▶ ACTIVITY
Which lines below include "samt"? Copy them all.

Data about app and page elements
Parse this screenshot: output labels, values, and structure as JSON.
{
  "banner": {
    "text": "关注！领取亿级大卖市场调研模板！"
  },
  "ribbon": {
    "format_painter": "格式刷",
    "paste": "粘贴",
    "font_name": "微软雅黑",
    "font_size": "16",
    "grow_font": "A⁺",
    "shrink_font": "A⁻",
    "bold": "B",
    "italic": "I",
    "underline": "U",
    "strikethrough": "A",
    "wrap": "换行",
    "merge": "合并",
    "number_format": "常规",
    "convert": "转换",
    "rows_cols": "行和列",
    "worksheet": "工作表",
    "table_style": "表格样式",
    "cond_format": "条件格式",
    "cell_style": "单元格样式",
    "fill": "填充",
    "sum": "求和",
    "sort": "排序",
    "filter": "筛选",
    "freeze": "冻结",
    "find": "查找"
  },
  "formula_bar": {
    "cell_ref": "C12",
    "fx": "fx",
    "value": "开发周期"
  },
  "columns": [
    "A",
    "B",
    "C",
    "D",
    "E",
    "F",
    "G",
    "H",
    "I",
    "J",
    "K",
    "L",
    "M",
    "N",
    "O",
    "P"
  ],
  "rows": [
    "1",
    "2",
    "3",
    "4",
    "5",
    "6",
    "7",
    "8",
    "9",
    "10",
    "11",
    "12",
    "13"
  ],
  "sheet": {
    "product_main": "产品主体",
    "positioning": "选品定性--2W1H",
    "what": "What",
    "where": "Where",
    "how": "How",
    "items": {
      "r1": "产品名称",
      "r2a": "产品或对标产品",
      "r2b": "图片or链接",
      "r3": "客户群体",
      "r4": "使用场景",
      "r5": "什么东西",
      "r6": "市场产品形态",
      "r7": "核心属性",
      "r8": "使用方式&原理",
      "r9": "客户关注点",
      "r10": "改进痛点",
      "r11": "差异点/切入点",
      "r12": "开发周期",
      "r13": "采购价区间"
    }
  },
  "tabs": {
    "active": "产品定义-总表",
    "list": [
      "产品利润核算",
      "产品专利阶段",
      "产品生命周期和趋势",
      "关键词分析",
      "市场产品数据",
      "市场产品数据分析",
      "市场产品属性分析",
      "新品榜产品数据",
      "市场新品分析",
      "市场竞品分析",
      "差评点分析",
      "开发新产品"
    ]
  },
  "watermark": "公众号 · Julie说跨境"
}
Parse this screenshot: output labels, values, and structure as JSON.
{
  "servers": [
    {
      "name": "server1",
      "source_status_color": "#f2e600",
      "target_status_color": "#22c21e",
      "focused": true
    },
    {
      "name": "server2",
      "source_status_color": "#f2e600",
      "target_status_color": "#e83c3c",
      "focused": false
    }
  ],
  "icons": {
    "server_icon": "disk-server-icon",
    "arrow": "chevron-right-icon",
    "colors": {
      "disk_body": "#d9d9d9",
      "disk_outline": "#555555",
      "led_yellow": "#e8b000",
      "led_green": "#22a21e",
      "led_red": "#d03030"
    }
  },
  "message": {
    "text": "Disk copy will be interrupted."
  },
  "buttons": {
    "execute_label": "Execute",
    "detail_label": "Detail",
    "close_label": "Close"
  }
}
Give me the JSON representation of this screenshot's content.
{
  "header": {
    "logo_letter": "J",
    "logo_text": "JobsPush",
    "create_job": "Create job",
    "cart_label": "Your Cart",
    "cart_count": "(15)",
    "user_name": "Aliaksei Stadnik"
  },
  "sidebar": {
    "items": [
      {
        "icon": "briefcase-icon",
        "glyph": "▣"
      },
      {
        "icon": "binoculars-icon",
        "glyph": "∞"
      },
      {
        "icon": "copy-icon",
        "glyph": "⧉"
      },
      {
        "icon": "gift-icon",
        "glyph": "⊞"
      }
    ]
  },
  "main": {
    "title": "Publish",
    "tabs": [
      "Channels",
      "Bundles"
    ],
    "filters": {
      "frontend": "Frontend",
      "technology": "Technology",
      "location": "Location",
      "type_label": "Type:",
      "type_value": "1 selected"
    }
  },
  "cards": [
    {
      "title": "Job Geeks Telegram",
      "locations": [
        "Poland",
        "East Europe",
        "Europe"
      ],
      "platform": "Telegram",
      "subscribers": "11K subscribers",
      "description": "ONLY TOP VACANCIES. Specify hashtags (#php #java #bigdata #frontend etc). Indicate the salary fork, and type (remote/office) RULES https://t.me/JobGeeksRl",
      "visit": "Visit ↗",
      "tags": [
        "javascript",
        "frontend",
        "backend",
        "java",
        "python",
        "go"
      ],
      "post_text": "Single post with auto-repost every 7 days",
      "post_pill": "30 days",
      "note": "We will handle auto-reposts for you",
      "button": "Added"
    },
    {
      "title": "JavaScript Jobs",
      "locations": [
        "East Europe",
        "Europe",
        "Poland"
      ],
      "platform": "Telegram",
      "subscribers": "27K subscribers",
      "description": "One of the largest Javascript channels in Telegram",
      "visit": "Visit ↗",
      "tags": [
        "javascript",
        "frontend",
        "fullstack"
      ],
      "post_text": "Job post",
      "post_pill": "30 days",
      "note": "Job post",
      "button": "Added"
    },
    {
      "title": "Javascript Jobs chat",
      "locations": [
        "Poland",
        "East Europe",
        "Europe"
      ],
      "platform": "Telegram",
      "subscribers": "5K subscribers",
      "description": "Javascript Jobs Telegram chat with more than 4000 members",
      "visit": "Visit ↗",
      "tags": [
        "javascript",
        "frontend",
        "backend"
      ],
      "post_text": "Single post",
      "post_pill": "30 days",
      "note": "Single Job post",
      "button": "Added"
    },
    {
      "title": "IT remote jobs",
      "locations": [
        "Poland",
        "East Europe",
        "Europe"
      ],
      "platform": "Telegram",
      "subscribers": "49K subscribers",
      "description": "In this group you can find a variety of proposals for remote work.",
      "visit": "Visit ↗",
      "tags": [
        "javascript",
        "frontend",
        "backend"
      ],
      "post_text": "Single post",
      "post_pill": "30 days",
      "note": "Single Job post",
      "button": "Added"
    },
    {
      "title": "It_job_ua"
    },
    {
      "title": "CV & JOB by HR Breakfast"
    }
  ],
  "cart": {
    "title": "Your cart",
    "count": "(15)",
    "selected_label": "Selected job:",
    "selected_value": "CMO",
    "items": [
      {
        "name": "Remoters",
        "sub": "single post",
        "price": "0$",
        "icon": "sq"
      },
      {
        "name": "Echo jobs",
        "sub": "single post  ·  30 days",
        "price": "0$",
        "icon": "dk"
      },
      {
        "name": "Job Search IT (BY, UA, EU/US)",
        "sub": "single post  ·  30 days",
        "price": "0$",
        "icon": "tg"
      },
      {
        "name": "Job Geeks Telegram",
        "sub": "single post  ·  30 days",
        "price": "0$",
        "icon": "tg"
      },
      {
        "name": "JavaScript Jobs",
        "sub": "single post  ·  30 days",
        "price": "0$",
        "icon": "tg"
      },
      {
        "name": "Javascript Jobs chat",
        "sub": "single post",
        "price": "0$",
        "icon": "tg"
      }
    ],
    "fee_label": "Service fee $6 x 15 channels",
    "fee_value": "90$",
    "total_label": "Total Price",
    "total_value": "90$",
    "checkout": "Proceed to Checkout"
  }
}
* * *
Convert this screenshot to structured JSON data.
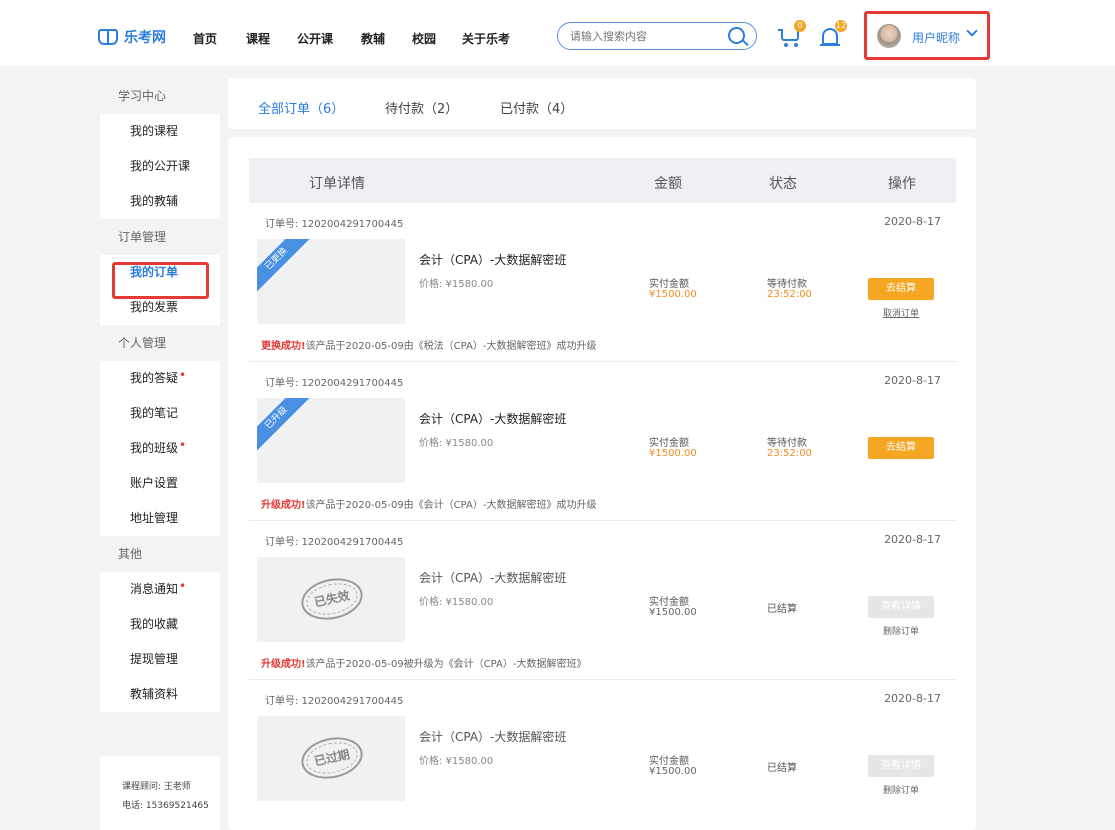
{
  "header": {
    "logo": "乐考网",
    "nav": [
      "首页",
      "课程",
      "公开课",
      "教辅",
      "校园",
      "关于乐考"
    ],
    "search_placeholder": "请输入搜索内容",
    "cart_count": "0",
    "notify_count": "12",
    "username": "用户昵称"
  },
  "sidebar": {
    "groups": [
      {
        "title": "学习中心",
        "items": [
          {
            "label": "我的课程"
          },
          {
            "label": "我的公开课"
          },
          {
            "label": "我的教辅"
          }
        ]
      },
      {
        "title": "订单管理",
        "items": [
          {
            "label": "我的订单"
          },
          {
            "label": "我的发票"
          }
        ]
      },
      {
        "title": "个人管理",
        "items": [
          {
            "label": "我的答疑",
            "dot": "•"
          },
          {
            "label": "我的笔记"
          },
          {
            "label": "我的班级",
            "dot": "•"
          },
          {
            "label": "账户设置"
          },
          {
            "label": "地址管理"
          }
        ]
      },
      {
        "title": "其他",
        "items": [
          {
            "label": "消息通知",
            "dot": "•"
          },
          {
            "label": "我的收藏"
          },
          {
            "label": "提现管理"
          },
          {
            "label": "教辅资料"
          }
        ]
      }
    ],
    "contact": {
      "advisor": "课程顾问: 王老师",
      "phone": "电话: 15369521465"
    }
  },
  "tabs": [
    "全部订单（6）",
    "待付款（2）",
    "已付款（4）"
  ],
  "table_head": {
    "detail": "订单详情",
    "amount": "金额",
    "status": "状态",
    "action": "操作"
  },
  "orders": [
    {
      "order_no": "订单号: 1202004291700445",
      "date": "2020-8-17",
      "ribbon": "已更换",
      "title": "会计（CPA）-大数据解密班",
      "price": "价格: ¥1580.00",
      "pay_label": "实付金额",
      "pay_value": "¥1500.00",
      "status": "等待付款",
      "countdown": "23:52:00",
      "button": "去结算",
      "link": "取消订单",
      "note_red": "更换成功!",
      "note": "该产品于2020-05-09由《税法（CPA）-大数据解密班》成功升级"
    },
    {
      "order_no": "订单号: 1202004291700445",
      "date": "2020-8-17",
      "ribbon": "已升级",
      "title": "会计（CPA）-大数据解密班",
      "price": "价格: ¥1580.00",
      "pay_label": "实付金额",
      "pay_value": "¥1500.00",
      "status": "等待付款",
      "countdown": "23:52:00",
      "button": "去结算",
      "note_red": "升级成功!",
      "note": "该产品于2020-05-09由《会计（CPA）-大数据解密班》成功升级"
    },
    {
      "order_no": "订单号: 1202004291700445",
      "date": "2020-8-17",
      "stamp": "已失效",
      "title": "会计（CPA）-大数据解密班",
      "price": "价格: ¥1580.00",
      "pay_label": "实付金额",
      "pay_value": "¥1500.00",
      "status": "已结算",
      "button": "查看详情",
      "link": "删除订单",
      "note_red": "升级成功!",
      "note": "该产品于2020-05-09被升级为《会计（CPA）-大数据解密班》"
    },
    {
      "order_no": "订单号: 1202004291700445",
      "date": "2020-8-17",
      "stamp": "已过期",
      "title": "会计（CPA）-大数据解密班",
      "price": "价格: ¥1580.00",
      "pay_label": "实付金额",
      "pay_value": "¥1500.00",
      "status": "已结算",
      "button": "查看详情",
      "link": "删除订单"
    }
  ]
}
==
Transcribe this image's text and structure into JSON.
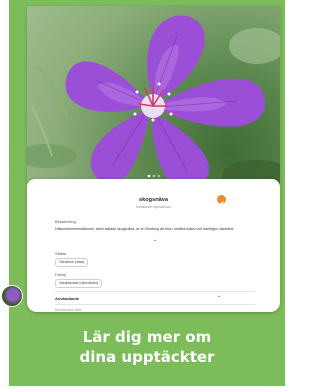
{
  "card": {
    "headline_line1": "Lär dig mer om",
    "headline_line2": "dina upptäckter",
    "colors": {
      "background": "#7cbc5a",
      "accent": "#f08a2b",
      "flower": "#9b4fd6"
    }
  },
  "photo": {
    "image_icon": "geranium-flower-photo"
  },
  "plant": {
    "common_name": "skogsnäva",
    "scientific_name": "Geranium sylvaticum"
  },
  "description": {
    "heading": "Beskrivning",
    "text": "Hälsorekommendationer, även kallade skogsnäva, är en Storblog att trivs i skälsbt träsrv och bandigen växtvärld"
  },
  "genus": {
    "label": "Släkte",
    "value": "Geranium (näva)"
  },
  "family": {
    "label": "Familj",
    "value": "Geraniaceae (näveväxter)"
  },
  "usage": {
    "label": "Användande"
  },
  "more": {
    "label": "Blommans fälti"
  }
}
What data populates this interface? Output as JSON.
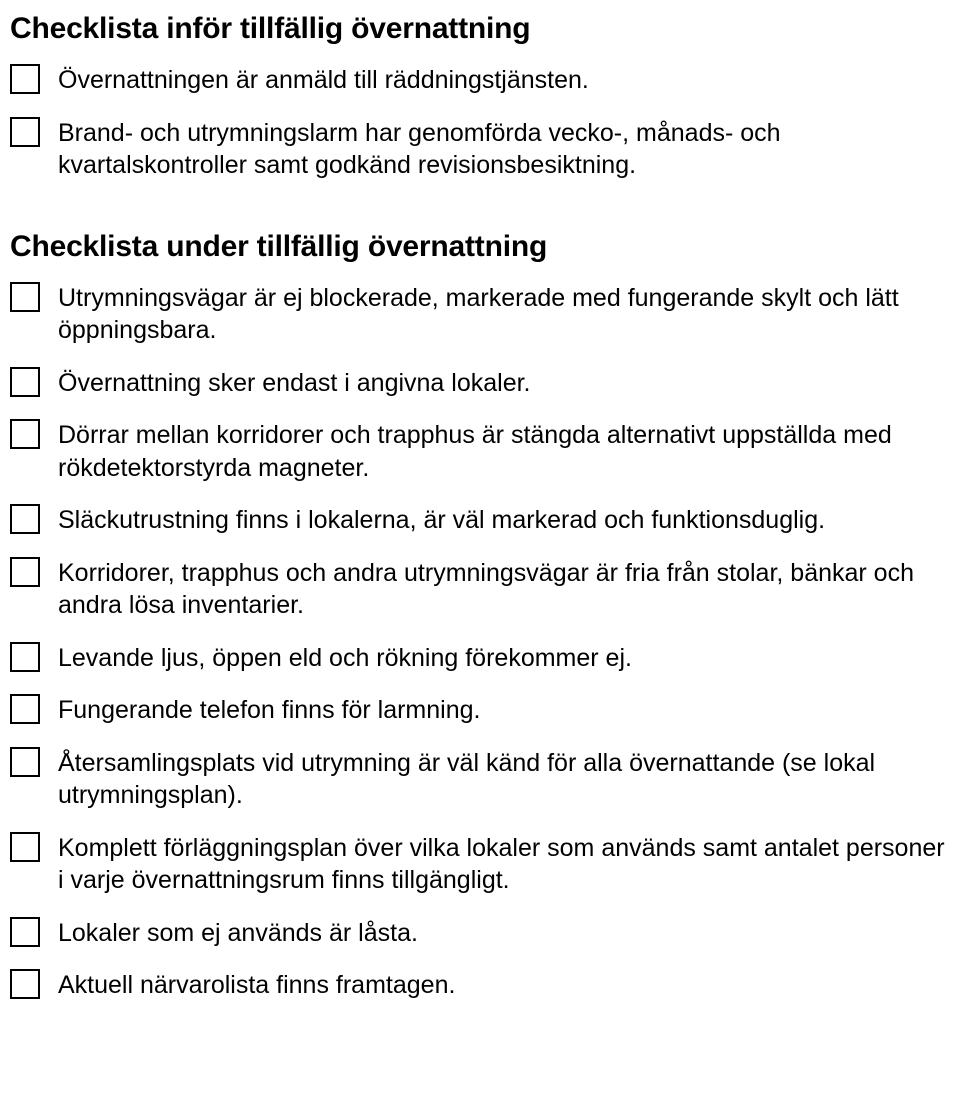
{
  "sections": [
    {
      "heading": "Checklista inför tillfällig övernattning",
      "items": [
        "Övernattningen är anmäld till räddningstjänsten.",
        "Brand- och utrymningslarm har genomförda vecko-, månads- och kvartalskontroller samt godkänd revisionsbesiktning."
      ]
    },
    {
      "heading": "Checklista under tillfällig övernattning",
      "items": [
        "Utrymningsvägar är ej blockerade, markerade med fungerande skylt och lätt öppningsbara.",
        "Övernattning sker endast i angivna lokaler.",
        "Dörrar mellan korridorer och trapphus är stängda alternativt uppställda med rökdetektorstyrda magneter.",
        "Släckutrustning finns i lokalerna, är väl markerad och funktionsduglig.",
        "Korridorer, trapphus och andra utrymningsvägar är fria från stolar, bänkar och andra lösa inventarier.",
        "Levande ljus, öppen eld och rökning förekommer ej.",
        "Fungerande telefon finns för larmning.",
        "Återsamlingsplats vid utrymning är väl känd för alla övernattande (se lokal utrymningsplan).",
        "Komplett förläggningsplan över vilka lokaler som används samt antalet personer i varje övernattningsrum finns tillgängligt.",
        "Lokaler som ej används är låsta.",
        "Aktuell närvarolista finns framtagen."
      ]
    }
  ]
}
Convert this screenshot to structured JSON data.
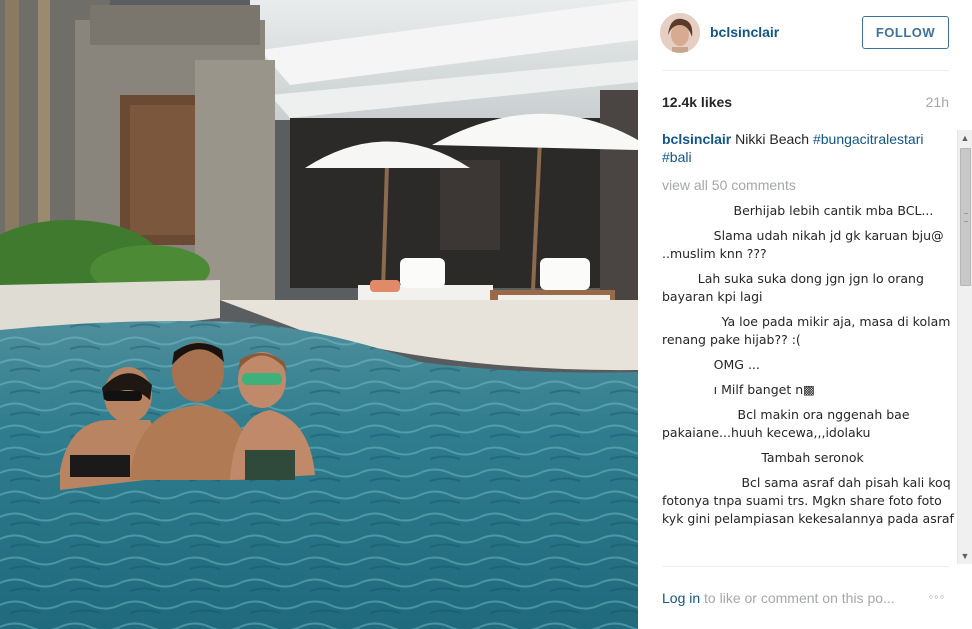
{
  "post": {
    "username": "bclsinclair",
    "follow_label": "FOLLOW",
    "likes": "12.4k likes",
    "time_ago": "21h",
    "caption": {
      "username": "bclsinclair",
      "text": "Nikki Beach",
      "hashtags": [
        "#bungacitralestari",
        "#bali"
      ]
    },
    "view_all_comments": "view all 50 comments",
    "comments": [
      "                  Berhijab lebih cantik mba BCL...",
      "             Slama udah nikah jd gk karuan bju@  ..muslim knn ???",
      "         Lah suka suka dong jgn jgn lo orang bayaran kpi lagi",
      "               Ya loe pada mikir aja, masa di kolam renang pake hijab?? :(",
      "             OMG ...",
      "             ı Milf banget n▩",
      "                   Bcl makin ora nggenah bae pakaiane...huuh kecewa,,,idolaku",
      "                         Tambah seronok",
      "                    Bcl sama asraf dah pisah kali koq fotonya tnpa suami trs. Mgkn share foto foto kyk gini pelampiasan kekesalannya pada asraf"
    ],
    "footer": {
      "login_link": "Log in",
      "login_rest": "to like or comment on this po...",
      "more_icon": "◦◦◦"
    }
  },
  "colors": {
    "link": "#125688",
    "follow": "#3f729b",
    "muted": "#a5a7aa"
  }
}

▶ TASK RESULT
        "Brand- och utrymningslarm har genomförda vecko-, månads- och kvartalskontroller samt godkänd revisionsbesiktning."
        "Komplett förläggningsplan över vilka lokaler som används samt antalet personer i varje övernattningsrum finns tillgängligt.",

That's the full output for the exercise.